--- START ---

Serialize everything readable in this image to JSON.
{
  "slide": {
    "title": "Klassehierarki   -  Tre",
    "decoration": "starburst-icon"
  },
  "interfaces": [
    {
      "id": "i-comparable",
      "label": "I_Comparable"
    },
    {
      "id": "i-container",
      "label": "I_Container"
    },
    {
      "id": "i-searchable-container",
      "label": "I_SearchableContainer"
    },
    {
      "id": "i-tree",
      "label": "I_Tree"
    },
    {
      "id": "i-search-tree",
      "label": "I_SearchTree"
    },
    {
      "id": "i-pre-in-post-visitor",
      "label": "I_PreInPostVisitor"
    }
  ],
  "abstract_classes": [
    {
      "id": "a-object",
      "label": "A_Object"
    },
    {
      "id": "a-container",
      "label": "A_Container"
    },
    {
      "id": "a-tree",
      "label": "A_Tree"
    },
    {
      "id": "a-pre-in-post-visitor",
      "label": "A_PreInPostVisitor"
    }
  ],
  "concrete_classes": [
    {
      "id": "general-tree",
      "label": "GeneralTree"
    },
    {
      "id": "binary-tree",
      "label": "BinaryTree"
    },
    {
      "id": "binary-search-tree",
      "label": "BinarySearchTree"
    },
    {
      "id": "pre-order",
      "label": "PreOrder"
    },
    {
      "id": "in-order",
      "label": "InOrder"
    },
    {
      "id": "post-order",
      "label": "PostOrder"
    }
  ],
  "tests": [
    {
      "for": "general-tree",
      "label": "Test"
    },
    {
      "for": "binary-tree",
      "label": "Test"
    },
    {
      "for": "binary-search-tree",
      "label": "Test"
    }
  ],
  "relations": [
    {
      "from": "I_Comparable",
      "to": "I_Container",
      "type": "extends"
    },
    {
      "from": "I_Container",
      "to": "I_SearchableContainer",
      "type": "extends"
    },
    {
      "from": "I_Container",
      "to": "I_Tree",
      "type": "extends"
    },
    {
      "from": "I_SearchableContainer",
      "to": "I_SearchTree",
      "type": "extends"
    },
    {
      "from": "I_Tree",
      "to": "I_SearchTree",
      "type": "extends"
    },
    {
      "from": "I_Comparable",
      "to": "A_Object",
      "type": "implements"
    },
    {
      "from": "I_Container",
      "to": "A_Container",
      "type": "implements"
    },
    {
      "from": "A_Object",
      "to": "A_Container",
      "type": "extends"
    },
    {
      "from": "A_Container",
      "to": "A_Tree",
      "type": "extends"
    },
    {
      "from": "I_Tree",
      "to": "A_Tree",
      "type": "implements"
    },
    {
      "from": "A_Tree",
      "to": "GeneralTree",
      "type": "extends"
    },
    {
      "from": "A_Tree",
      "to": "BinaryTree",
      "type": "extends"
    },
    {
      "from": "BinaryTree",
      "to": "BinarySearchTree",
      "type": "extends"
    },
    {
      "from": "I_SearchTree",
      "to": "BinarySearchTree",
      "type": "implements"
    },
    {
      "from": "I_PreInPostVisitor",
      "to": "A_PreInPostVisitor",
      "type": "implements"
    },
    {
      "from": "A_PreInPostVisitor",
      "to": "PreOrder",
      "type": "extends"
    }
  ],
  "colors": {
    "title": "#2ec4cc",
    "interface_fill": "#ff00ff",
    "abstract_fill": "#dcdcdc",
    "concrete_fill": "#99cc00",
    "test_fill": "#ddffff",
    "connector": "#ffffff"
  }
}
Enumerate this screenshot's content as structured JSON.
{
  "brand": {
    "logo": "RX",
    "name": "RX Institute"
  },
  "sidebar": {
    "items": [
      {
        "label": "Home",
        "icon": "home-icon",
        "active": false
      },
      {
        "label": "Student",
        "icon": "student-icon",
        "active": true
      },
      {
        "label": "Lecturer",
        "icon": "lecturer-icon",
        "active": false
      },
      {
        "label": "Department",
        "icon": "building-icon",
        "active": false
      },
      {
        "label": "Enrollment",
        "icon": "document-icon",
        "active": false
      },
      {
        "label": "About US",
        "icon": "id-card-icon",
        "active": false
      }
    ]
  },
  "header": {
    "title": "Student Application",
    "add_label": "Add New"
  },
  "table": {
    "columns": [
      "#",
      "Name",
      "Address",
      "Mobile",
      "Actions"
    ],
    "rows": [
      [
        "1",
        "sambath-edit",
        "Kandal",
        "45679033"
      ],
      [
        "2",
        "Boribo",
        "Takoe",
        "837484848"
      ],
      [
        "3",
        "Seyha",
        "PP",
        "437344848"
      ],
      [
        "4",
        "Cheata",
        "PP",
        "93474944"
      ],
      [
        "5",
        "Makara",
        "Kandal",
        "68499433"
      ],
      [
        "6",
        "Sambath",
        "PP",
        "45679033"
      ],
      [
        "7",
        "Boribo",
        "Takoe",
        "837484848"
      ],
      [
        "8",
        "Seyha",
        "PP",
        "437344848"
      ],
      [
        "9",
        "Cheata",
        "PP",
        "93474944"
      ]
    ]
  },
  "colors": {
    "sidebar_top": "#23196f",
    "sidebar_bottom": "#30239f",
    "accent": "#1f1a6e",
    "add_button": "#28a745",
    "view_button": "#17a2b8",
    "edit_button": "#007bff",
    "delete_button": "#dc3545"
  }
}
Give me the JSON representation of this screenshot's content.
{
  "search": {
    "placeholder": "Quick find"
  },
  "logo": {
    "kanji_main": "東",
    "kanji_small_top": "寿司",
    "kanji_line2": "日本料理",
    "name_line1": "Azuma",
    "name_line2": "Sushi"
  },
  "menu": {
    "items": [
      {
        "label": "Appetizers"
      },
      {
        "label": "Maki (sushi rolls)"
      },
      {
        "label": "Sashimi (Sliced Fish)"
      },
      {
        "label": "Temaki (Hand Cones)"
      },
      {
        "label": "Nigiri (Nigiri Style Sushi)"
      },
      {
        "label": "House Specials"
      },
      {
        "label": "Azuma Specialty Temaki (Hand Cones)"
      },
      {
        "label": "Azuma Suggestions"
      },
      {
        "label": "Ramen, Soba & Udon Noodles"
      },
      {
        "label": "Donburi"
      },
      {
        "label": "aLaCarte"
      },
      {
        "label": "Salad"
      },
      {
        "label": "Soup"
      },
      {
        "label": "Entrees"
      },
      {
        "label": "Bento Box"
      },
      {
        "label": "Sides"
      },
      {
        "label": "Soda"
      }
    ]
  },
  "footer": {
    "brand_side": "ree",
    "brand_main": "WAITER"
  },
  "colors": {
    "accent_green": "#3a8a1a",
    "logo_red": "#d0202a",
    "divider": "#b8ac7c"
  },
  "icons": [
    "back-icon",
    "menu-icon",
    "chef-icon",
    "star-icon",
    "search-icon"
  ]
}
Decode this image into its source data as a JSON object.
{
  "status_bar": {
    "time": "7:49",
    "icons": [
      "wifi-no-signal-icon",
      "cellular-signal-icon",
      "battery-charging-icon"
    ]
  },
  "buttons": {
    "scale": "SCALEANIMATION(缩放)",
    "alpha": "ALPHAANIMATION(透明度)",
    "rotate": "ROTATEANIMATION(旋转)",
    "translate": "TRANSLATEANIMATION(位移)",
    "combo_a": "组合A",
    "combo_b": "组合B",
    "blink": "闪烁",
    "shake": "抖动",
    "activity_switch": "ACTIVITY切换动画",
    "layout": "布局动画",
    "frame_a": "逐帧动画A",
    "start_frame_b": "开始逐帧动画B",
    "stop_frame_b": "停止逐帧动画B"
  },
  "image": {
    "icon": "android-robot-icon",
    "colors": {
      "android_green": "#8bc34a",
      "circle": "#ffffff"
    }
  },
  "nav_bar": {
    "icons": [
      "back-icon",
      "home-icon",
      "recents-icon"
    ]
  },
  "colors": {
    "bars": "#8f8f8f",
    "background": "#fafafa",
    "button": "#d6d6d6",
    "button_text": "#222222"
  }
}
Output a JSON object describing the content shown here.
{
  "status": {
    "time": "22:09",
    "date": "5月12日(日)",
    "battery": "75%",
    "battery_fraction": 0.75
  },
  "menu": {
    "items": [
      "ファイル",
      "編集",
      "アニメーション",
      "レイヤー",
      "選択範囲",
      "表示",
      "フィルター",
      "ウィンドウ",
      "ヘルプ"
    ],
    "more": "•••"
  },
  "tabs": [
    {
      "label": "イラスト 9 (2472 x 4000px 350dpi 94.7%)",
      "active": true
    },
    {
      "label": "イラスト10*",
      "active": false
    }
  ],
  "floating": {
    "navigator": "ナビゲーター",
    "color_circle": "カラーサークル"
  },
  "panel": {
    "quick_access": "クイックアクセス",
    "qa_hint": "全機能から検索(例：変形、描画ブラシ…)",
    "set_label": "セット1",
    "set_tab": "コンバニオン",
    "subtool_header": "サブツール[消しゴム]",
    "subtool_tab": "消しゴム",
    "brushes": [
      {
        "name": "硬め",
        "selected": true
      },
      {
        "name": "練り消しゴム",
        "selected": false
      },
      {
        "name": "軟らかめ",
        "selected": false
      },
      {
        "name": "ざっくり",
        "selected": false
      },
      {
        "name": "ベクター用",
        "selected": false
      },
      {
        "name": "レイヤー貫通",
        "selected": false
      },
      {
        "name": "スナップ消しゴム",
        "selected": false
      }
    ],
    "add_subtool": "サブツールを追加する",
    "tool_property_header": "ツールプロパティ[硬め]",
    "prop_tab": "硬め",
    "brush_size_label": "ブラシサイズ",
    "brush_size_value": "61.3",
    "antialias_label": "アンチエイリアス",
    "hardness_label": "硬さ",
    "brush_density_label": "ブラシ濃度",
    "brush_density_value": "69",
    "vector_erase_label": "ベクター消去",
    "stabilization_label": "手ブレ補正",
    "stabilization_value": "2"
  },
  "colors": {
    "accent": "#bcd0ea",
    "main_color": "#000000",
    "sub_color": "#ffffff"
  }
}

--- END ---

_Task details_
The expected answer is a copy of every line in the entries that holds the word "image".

_Answer space_
Serialize everything readable in this image to JSON.
Decode this image into its source data as a JSON object.
  "image": {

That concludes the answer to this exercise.